Exactly as they stand, set down all of the records again.

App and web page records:
--- START ---

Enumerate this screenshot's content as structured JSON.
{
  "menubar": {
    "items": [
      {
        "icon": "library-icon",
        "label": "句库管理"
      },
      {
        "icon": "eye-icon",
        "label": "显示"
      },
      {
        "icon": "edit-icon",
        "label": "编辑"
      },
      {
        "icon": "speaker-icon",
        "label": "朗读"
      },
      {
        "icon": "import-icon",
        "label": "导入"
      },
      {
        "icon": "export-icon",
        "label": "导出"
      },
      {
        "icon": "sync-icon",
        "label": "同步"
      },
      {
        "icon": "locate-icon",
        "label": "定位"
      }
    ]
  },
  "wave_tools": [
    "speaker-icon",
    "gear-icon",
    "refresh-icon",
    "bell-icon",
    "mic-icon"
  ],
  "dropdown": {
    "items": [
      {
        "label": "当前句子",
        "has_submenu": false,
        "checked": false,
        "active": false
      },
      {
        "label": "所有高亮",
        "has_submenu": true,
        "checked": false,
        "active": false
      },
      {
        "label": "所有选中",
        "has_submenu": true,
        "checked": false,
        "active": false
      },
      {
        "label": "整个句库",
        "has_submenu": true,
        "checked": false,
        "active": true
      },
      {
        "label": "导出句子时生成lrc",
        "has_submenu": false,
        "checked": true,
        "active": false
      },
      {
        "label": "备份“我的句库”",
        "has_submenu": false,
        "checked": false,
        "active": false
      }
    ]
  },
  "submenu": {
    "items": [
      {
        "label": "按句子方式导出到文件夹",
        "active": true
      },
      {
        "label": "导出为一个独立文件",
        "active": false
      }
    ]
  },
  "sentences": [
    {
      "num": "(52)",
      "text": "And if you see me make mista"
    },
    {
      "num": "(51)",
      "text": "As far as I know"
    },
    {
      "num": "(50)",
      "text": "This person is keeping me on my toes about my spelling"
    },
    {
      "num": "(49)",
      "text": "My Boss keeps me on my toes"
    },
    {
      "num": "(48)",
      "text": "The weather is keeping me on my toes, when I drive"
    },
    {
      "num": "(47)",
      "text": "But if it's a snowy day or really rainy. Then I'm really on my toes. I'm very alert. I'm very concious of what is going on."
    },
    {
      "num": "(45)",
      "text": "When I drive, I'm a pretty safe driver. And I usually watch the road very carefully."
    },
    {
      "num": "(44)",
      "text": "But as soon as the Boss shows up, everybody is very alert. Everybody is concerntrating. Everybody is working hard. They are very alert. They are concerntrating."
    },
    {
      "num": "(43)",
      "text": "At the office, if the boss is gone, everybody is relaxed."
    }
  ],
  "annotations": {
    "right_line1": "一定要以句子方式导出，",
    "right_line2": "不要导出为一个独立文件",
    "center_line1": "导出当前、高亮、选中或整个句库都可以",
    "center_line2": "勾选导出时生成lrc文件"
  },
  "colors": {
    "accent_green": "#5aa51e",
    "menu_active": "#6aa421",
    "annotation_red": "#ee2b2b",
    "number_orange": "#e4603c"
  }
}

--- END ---

* TASK RESPONSE:
Enumerate this screenshot's content as structured JSON.
{
  "menubar": {
    "items": [
      {
        "icon": "library-icon",
        "label": "句库管理"
      },
      {
        "icon": "eye-icon",
        "label": "显示"
      },
      {
        "icon": "edit-icon",
        "label": "编辑"
      },
      {
        "icon": "speaker-icon",
        "label": "朗读"
      },
      {
        "icon": "import-icon",
        "label": "导入"
      },
      {
        "icon": "export-icon",
        "label": "导出"
      },
      {
        "icon": "sync-icon",
        "label": "同步"
      },
      {
        "icon": "locate-icon",
        "label": "定位"
      }
    ]
  },
  "wave_tools": [
    "speaker-icon",
    "gear-icon",
    "refresh-icon",
    "bell-icon",
    "mic-icon"
  ],
  "dropdown": {
    "items": [
      {
        "label": "当前句子",
        "has_submenu": false,
        "checked": false,
        "active": false
      },
      {
        "label": "所有高亮",
        "has_submenu": true,
        "checked": false,
        "active": false
      },
      {
        "label": "所有选中",
        "has_submenu": true,
        "checked": false,
        "active": false
      },
      {
        "label": "整个句库",
        "has_submenu": true,
        "checked": false,
        "active": true
      },
      {
        "label": "导出句子时生成lrc",
        "has_submenu": false,
        "checked": true,
        "active": false
      },
      {
        "label": "备份“我的句库”",
        "has_submenu": false,
        "checked": false,
        "active": false
      }
    ]
  },
  "submenu": {
    "items": [
      {
        "label": "按句子方式导出到文件夹",
        "active": true
      },
      {
        "label": "导出为一个独立文件",
        "active": false
      }
    ]
  },
  "sentences": [
    {
      "num": "(52)",
      "text": "And if you see me make mista"
    },
    {
      "num": "(51)",
      "text": "As far as I know"
    },
    {
      "num": "(50)",
      "text": "This person is keeping me on my toes about my spelling"
    },
    {
      "num": "(49)",
      "text": "My Boss keeps me on my toes"
    },
    {
      "num": "(48)",
      "text": "The weather is keeping me on my toes, when I drive"
    },
    {
      "num": "(47)",
      "text": "But if it's a snowy day or really rainy. Then I'm really on my toes. I'm very alert. I'm very concious of what is going on."
    },
    {
      "num": "(45)",
      "text": "When I drive, I'm a pretty safe driver. And I usually watch the road very carefully."
    },
    {
      "num": "(44)",
      "text": "But as soon as the Boss shows up, everybody is very alert. Everybody is concerntrating. Everybody is working hard. They are very alert. They are concerntrating."
    },
    {
      "num": "(43)",
      "text": "At the office, if the boss is gone, everybody is relaxed."
    }
  ],
  "annotations": {
    "right_line1": "一定要以句子方式导出，",
    "right_line2": "不要导出为一个独立文件",
    "center_line1": "导出当前、高亮、选中或整个句库都可以",
    "center_line2": "勾选导出时生成lrc文件"
  },
  "colors": {
    "accent_green": "#5aa51e",
    "menu_active": "#6aa421",
    "annotation_red": "#ee2b2b",
    "number_orange": "#e4603c"
  }
}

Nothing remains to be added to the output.